In addition to embodying the idea of the public intellectual, the three authors strive to serve the teacher in the classroom. The evidence for this can be found in the chapter “Toward a Sustainable Citizenship and Pedagogy.” In this chapter, the authors offer select themes, revisions to composition readers, and suggestions for community/classroom interactions that will assist students in becoming good citizens not only to serve personal interests but also to serve the interests of fellow citizens who live in rural areas and deal with rural problems. The authors begin by critiquing the composition readers that are available to college students largely because the texts do not interrogate, “identities tied to region, place, and geography” (156), and they review a few of these readers to make their case. The next section offers various themes and readings that will help remedy the texts' shortcomings. One theme suggested is an analysis of “media representations of rural people and rural literacies” (159). Another theme offered is, “Food Politics” (170), which focuses on the methods and problems behind food production today. The final theme is, “Place-Based” (180), meaning that students interrogate impressions of regional areas and identities. As they describe the themes, the authors offer numerous readings, assess the success of the themes, and offer suggestions for community/class interactions. Given this range of resources, this chapter offers numerous helpful suggestions and techniques for incorporating the authors’ theories and ideas on rural literacy and sustainable citizenship.
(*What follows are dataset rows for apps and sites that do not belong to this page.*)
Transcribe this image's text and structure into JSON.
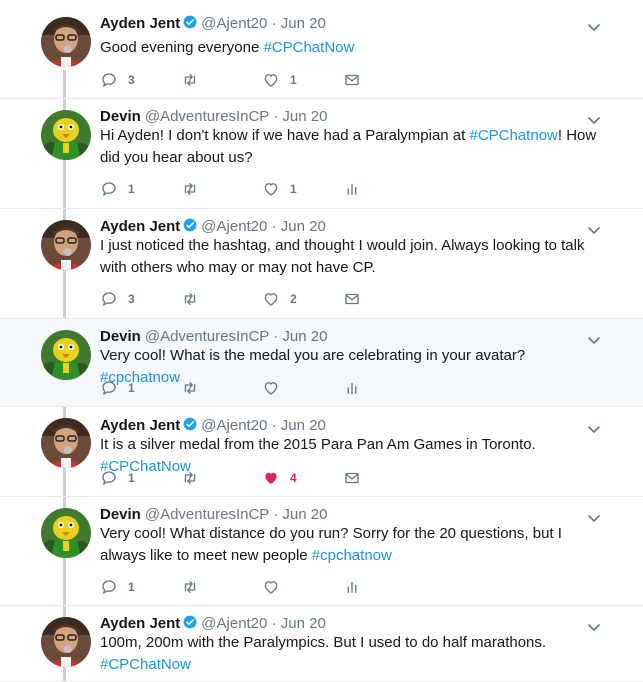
{
  "tweets": [
    {
      "name": "Ayden Jent",
      "verified": true,
      "handle": "@Ajent20",
      "date": "Jun 20",
      "text_parts": [
        {
          "t": "Good evening everyone "
        },
        {
          "t": "#CPChatNow",
          "tag": true
        }
      ],
      "replies": "3",
      "retweets": "",
      "likes": "1",
      "liked": false,
      "extra": "mail",
      "highlight": false,
      "avatar": "ayden"
    },
    {
      "name": "Devin",
      "verified": false,
      "handle": "@AdventuresInCP",
      "date": "Jun 20",
      "text_parts": [
        {
          "t": "Hi Ayden! I don't know if we have had a Paralympian at "
        },
        {
          "t": "#CPChatnow",
          "tag": true
        },
        {
          "t": "! How did you hear about us?"
        }
      ],
      "replies": "1",
      "retweets": "",
      "likes": "1",
      "liked": false,
      "extra": "analytics",
      "highlight": false,
      "avatar": "devin"
    },
    {
      "name": "Ayden Jent",
      "verified": true,
      "handle": "@Ajent20",
      "date": "Jun 20",
      "text_parts": [
        {
          "t": "I just noticed the hashtag, and thought I would join. Always looking to talk with others who may or may not have CP."
        }
      ],
      "replies": "3",
      "retweets": "",
      "likes": "2",
      "liked": false,
      "extra": "mail",
      "highlight": false,
      "avatar": "ayden"
    },
    {
      "name": "Devin",
      "verified": false,
      "handle": "@AdventuresInCP",
      "date": "Jun 20",
      "text_parts": [
        {
          "t": "Very cool! What is the medal you are celebrating in your avatar? "
        },
        {
          "t": "#cpchatnow",
          "tag": true
        }
      ],
      "replies": "1",
      "retweets": "",
      "likes": "",
      "liked": false,
      "extra": "analytics",
      "highlight": true,
      "avatar": "devin"
    },
    {
      "name": "Ayden Jent",
      "verified": true,
      "handle": "@Ajent20",
      "date": "Jun 20",
      "text_parts": [
        {
          "t": "It is a silver medal from the 2015 Para Pan Am Games in Toronto. "
        },
        {
          "t": "#CPChatNow",
          "tag": true
        }
      ],
      "replies": "1",
      "retweets": "",
      "likes": "4",
      "liked": true,
      "extra": "mail",
      "highlight": false,
      "avatar": "ayden"
    },
    {
      "name": "Devin",
      "verified": false,
      "handle": "@AdventuresInCP",
      "date": "Jun 20",
      "text_parts": [
        {
          "t": "Very cool! What distance do you run? Sorry for the 20 questions, but I always like to meet new people "
        },
        {
          "t": "#cpchatnow",
          "tag": true
        }
      ],
      "replies": "1",
      "retweets": "",
      "likes": "",
      "liked": false,
      "extra": "analytics",
      "highlight": false,
      "avatar": "devin"
    },
    {
      "name": "Ayden Jent",
      "verified": true,
      "handle": "@Ajent20",
      "date": "Jun 20",
      "text_parts": [
        {
          "t": "100m, 200m with the Paralympics. But I used to do half marathons. "
        },
        {
          "t": "#CPChatNow",
          "tag": true
        }
      ],
      "replies": "",
      "retweets": "",
      "likes": "",
      "liked": false,
      "extra": "",
      "highlight": false,
      "avatar": "ayden"
    }
  ],
  "colors": {
    "link": "#1b95e0",
    "verified": "#1da1f2",
    "liked": "#e0245e",
    "muted": "#657786",
    "connector": "#c4cfd6"
  },
  "icons": {
    "reply": "reply-icon",
    "retweet": "retweet-icon",
    "like": "heart-icon",
    "mail": "direct-message-icon",
    "analytics": "analytics-icon",
    "caret": "chevron-down-icon",
    "verified": "verified-badge-icon"
  }
}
As good as Donehower, Hogg, and Schell’s chapter on incorporating sustainable citizenship and rural literacy in the classroom may be, some topics are painfully absent from it. For instance, geographical identities and media representations are not without their race, class, and gender based antagonisms. Misogyny does not stop outside the door of rural communities just as racism and classism do not. Because of this, more readings that examine other identities in tandem with geographical identities would be extremely beneficial to instructors and students in the composition classroom. Perhaps the reason these identities are omitted in the readings offered is because no such texts exist. If that is the case, then perhaps the authors should have suggested this omission as an area waiting for research and exploration. On occasion, it may seem like people in rural communities share very similar realities, that their lives are, at best, inconsequentially different. But those who have lived in rural communities will attest to the fact that hierarchies exist, that inequalities exist. Such hierarchies deserve just as much study within rural contexts as they do in urban or suburban ones. Examinations like this allow hidden sores to breathe, to see sunlight, and perhaps to heal.
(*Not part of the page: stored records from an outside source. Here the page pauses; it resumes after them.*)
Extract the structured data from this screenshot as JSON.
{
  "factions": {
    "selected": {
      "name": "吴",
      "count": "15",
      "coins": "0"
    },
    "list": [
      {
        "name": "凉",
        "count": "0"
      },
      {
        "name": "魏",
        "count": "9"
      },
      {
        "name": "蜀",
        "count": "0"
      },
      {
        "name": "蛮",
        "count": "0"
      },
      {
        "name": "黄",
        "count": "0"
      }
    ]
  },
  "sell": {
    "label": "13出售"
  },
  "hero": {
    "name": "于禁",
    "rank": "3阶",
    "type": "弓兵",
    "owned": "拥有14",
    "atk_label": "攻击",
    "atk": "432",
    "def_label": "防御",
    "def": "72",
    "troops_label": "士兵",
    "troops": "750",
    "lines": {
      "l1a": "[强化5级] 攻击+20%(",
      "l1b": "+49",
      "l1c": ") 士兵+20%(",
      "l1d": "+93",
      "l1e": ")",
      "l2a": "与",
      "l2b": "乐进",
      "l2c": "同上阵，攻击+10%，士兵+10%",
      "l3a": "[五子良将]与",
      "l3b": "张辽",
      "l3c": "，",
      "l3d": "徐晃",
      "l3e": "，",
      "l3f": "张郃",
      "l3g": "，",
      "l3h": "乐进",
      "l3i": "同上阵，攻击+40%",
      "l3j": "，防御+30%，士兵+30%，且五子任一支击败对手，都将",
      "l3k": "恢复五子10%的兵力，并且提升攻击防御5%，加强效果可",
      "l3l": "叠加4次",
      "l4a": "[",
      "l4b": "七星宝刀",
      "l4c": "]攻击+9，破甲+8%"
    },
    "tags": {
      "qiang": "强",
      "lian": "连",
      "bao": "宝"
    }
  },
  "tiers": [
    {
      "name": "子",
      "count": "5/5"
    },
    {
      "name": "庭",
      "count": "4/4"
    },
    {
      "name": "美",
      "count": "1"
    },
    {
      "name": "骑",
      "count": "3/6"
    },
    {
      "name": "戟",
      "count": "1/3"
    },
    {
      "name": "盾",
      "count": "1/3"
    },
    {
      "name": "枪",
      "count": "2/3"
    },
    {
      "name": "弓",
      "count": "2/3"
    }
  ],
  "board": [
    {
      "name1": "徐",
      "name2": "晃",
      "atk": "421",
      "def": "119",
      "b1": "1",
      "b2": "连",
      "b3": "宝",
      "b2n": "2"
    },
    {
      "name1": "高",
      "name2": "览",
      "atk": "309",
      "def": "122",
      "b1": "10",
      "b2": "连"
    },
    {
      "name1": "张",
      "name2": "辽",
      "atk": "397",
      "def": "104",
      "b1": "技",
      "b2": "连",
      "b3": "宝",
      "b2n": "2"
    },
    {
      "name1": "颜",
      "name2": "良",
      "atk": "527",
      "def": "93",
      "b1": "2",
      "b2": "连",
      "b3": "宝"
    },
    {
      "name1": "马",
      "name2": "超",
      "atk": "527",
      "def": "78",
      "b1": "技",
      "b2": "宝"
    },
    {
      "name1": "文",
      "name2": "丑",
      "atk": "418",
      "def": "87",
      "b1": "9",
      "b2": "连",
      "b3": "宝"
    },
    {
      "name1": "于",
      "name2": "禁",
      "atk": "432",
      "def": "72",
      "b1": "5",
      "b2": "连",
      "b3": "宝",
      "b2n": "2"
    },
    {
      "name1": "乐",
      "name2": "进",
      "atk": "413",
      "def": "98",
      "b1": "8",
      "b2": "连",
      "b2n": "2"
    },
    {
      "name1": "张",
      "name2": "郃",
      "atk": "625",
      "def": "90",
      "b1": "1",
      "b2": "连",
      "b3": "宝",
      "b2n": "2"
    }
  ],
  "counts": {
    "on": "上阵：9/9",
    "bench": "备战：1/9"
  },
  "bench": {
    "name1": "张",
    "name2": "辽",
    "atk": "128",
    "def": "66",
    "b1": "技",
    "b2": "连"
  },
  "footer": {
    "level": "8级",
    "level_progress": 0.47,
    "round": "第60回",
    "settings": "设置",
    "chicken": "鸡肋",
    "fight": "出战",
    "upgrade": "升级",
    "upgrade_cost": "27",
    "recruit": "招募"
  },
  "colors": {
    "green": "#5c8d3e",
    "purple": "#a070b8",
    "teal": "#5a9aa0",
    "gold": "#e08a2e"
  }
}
Colleagues take note: Rural Literacies is a book worth reading. This book is a promising introductory text for an underdeveloped field of study that has relevance for composition, rhetoric, and literacy scholars. It could also prove helpful to other professionals looking for ways to break down barriers between the public sphere and the ivory tower. The only pitfall is that this book at times promotes simplified interrogations of identity, a pitfall to which research in composition, rhetoric, and literacy studies often succumbs. For too long our fields have produced works suggesting, simply by choice of focus, that humans carry only a single identity with them and trade that identity out according to their circumstances. However, a Black, female, middle-class person is never only Black, only female, or only middle class. A rural, Latina, upper class, female, likewise, is never just rural. We are all of our identities at once. Donehower, Hogg, and Schell offer an overlooked identity that should be added to the identity matrix: rural/suburban/urban. But, in so doing, they neglect other identities. However, this more nuanced interrogation of identity in terms of rural communities and experiences makes Rural Literacies an important introduction to the possibilities and benefits inherent in an unrecognized, but promising, field of study.
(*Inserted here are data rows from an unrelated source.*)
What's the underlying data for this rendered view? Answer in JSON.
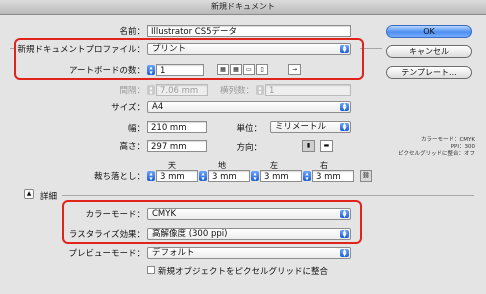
{
  "window": {
    "title": "新規ドキュメント"
  },
  "fields": {
    "name_label": "名前：",
    "name_value": "Illustrator CS5データ",
    "profile_label": "新規ドキュメントプロファイル：",
    "profile_value": "プリント",
    "artboards_label": "アートボードの数：",
    "artboards_value": "1",
    "spacing_label": "間隔：",
    "spacing_value": "7.06 mm",
    "columns_label": "横列数：",
    "columns_value": "1",
    "size_label": "サイズ：",
    "size_value": "A4",
    "width_label": "幅：",
    "width_value": "210 mm",
    "units_label": "単位：",
    "units_value": "ミリメートル",
    "height_label": "高さ：",
    "height_value": "297 mm",
    "orientation_label": "方向：",
    "bleed_label": "裁ち落とし：",
    "bleed_top_label": "天",
    "bleed_bottom_label": "地",
    "bleed_left_label": "左",
    "bleed_right_label": "右",
    "bleed_top": "3 mm",
    "bleed_bottom": "3 mm",
    "bleed_left": "3 mm",
    "bleed_right": "3 mm",
    "advanced_label": "詳細",
    "color_mode_label": "カラーモード：",
    "color_mode_value": "CMYK",
    "raster_label": "ラスタライズ効果：",
    "raster_value": "高解像度 (300 ppi)",
    "preview_label": "プレビューモード：",
    "preview_value": "デフォルト",
    "align_pixel_label": "新規オブジェクトをピクセルグリッドに整合"
  },
  "buttons": {
    "ok": "OK",
    "cancel": "キャンセル",
    "templates": "テンプレート..."
  },
  "sidenote": {
    "line1": "カラーモード：CMYK",
    "line2": "PPI：300",
    "line3": "ピクセルグリッドに整合：オフ"
  },
  "colors": {
    "highlight": "#e0231b",
    "accent": "#1d5fd6"
  }
}
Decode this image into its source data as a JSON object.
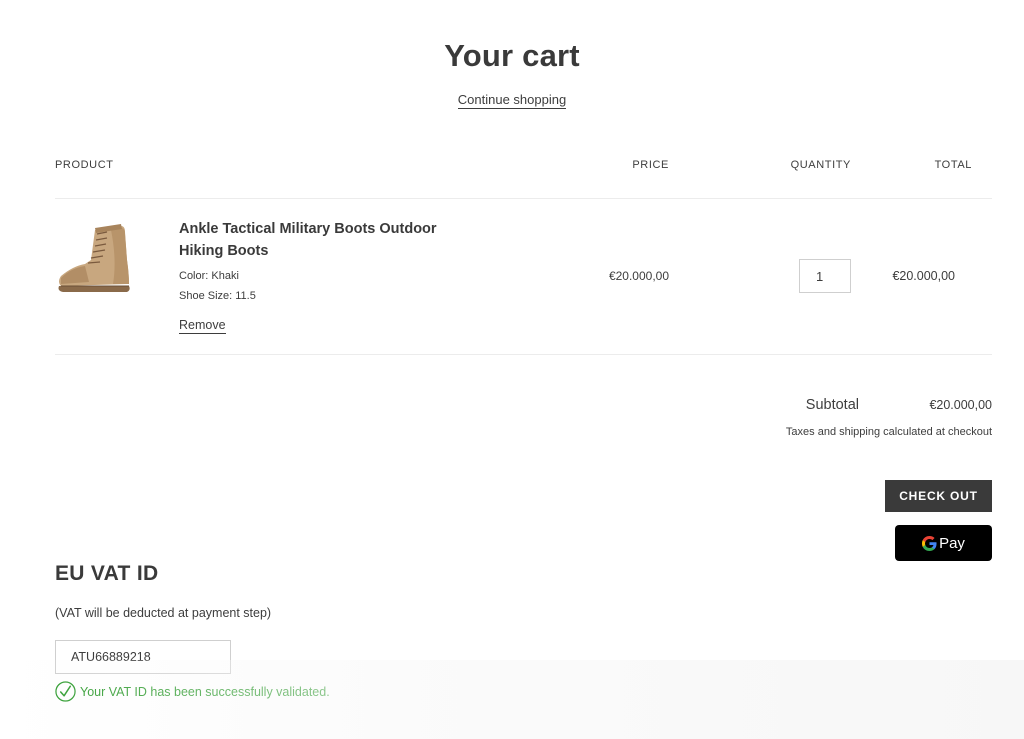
{
  "header": {
    "title": "Your cart",
    "continue_shopping": "Continue shopping"
  },
  "table": {
    "headers": {
      "product": "PRODUCT",
      "price": "PRICE",
      "quantity": "QUANTITY",
      "total": "TOTAL"
    },
    "items": [
      {
        "name": "Ankle Tactical Military Boots Outdoor Hiking Boots",
        "image_icon": "tan-boot-image",
        "options": [
          "Color: Khaki",
          "Shoe Size: 11.5"
        ],
        "remove_label": "Remove",
        "price": "€20.000,00",
        "quantity": "1",
        "total": "€20.000,00"
      }
    ]
  },
  "summary": {
    "subtotal_label": "Subtotal",
    "subtotal_value": "€20.000,00",
    "tax_note": "Taxes and shipping calculated at checkout",
    "checkout_label": "CHECK OUT",
    "gpay_label": "Pay"
  },
  "vat": {
    "title": "EU VAT ID",
    "note": "(VAT will be deducted at payment step)",
    "value": "ATU66889218",
    "success_message": "Your VAT ID has been successfully validated."
  },
  "colors": {
    "text": "#3d3d3d",
    "checkout_bg": "#3a3a3a",
    "gpay_bg": "#000000",
    "success": "#2b9a2b",
    "border": "#cfcfcf"
  }
}
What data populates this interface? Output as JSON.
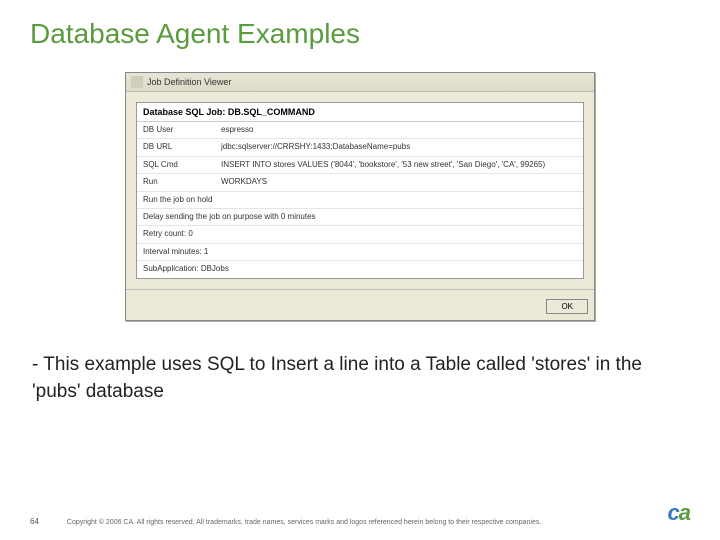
{
  "title": "Database Agent Examples",
  "window": {
    "titlebar": "Job Definition Viewer",
    "header": "Database SQL Job: DB.SQL_COMMAND",
    "rows": [
      {
        "label": "DB User",
        "value": "espresso"
      },
      {
        "label": "DB URL",
        "value": "jdbc:sqlserver://CRRSHY:1433;DatabaseName=pubs"
      },
      {
        "label": "SQL Cmd",
        "value": "INSERT INTO stores VALUES ('8044', 'bookstore', '53 new street', 'San Diego', 'CA', 99265)"
      },
      {
        "label": "Run",
        "value": "WORKDAYS"
      },
      {
        "full": "Run the job on hold"
      },
      {
        "full": "Delay sending the job on purpose with 0 minutes"
      },
      {
        "full": "Retry count: 0"
      },
      {
        "full": "Interval minutes: 1"
      },
      {
        "full": "SubApplication: DBJobs"
      }
    ],
    "ok": "OK"
  },
  "bullet": {
    "dash": "- ",
    "text": "This example uses SQL to Insert a line into a Table called 'stores' in the 'pubs' database"
  },
  "footer": {
    "page": "64",
    "copyright": "Copyright © 2006 CA. All rights reserved. All trademarks, trade names, services marks and logos referenced herein belong to their respective companies.",
    "logo_c": "c",
    "logo_a": "a"
  }
}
Work Cited

Cushman, Ellen. “The Public Intellectual, Service Learning, and Activist Research.” College English 61.3 (1999): 328-36. Print.